The egli comet has only a few miles on it I have to take that Kawasaki side stand off and grind a few degrees taper on the base bolt face I need slightly more lean on the bike for stability it's a thing that has to be done incrementally a 1/2" board under the rear wheel increases the stability effectively so it's easy to grind off too much.
 

Oldhaven

Well Known and Active Website User
VOC Member
Thanks for the offer Cyborg, but I rescued an aluminum sidestand off a newer Ducati. I am hoping that a 3/8" or 1/2" plate between the 7/16" through bolt and the now unused 1/2" lower mounting hole for the Burman will be a good location. I was worried it might be too long to put it that low, but Vibrac's suggestion of beveling the back of the mounting plate to angle it out is a good one. I would like to be able to reach it with my foot while seated.

IMG_1169.jpg
 

Cyborg

Well Known and Active Website User
VOC Member
The egli comet has only a few miles on it I have to take that Kawasaki side stand off and grind a few degrees taper on the base bolt face I need slightly more lean on the bike for stability it's a thing that has to be done incrementally a 1/2" board under the rear wheel increases the stability effectively so it's easy to grind off too much.
That surprises me a little bit, although I guess it depends on your wheel size, fork length, swing arm angle, etc. compared to mine.
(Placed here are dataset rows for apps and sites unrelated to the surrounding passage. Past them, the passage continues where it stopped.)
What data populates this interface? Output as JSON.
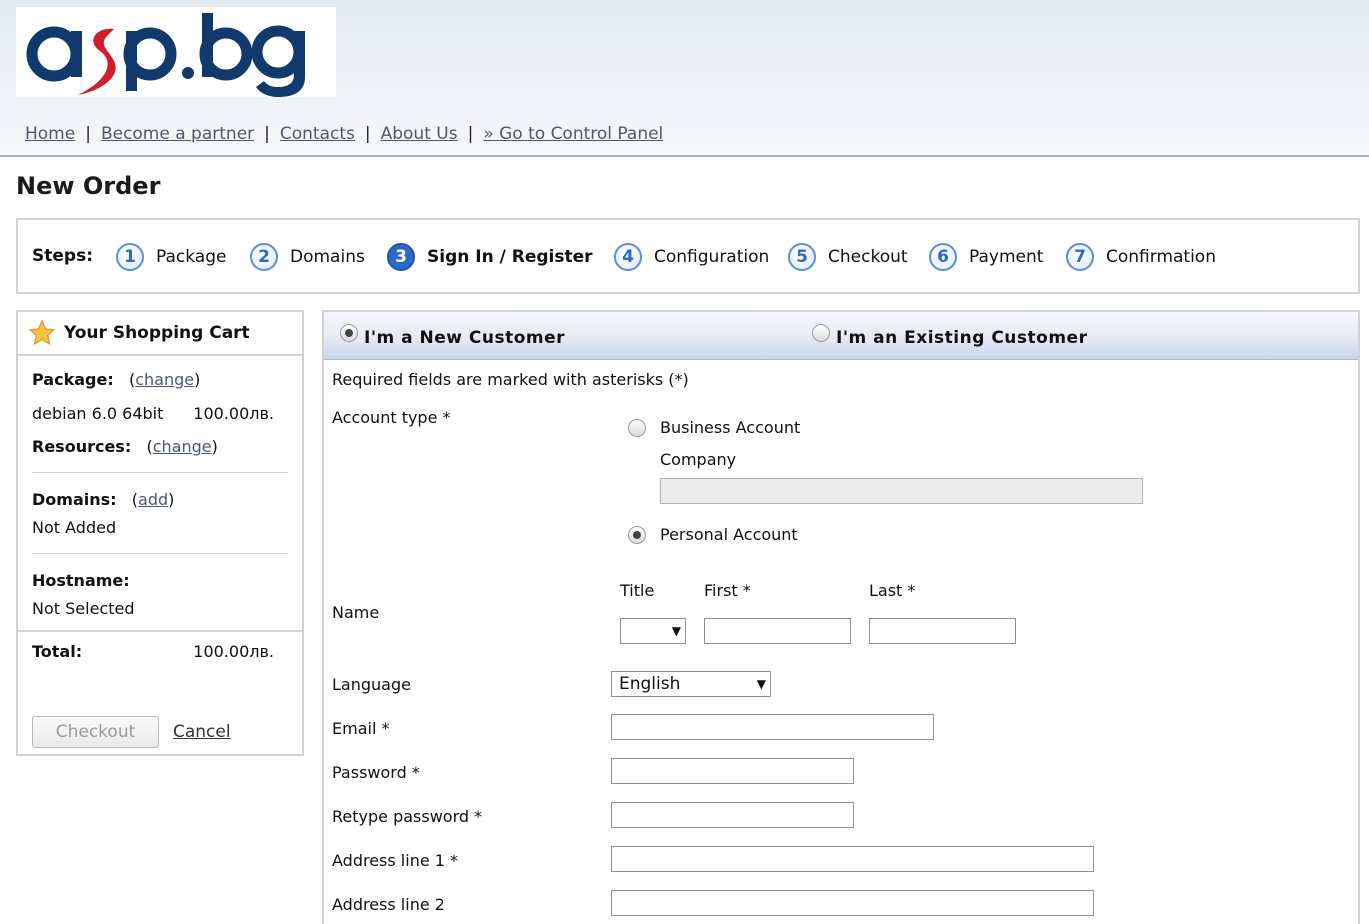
{
  "header": {
    "logo_text": "asp.bg",
    "nav": [
      "Home",
      "Become a partner",
      "Contacts",
      "About Us",
      "» Go to Control Panel"
    ],
    "nav_sep": "|"
  },
  "page_title": "New Order",
  "steps": {
    "label": "Steps:",
    "items": [
      {
        "num": "1",
        "label": "Package"
      },
      {
        "num": "2",
        "label": "Domains"
      },
      {
        "num": "3",
        "label": "Sign In / Register",
        "active": true
      },
      {
        "num": "4",
        "label": "Configuration"
      },
      {
        "num": "5",
        "label": "Checkout"
      },
      {
        "num": "6",
        "label": "Payment"
      },
      {
        "num": "7",
        "label": "Confirmation"
      }
    ]
  },
  "cart": {
    "title": "Your Shopping Cart",
    "package_label": "Package:",
    "package_change": "change",
    "package_name": "debian 6.0 64bit",
    "package_price": "100.00лв.",
    "resources_label": "Resources:",
    "resources_change": "change",
    "domains_label": "Domains:",
    "domains_add": "add",
    "domains_value": "Not Added",
    "hostname_label": "Hostname:",
    "hostname_value": "Not Selected",
    "total_label": "Total:",
    "total_value": "100.00лв.",
    "checkout_label": "Checkout",
    "cancel_label": "Cancel"
  },
  "form": {
    "tab_new": "I'm a New Customer",
    "tab_existing": "I'm an Existing Customer",
    "required_note": "Required fields are marked with asterisks (*)",
    "account_type_label": "Account type *",
    "business_account": "Business Account",
    "company_label": "Company",
    "personal_account": "Personal Account",
    "name_label": "Name",
    "title_label": "Title",
    "first_label": "First *",
    "last_label": "Last *",
    "language_label": "Language",
    "language_value": "English",
    "email_label": "Email *",
    "password_label": "Password *",
    "retype_label": "Retype password *",
    "address1_label": "Address line 1 *",
    "address2_label": "Address line 2"
  }
}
I had to search out the longer Triumph stand. My engine sits a little higher.
 

Oldhaven

Well Known and Active Website User
VOC Member
Like Cyborg in his thread, I have been working on footrest plates. Mine are also heavily drilled but holes can serve a useful purpose, (in addition to lightening the plates) as footrest adjustment options and mounting places for seat struts etc.

Also doing alignment of the rear hub and sprocket and all day yesterday it was spacers on the lathe.

IMG_1177.jpgIMG_1178.jpg
 

Bill Thomas

Well Known and Active Website User
VOC Member
Can't we do a deal ?, I have frame and wheels all done, Just the Engine is driving me Nuts.
Just having a laugh !. Good Luck Bill.
 

Oldhaven

Well Known and Active Website User
VOC Member
Work progresses. The Ducati sidestand works very well using a small 3/8" thick plate anchored by the 7/16 Comet case bolt and the 1/2" Burman transmission mounting hole left unused from using a Commando gearbox. I have figured out the tank and seat mount now and the thing rolls on its own two wheels. First assembly in this picture, with missing structural parts, a bit of duct tape here and there, used part scratches, and much remains to be done.IMG_1216.jpgIMG_1217.jpgIMG_1220.JPG
 

Cyborg

Well Known and Active Website User
VOC Member
You are catching up! Looks good..... you even have the official TP work stand. Its nice when you get them to roll around... a bit of a milestone that gives you hope and sense of accomplishment.


PS. Just noticed you have been using the pantograph. What does that stand for?
 
Last edited:

Top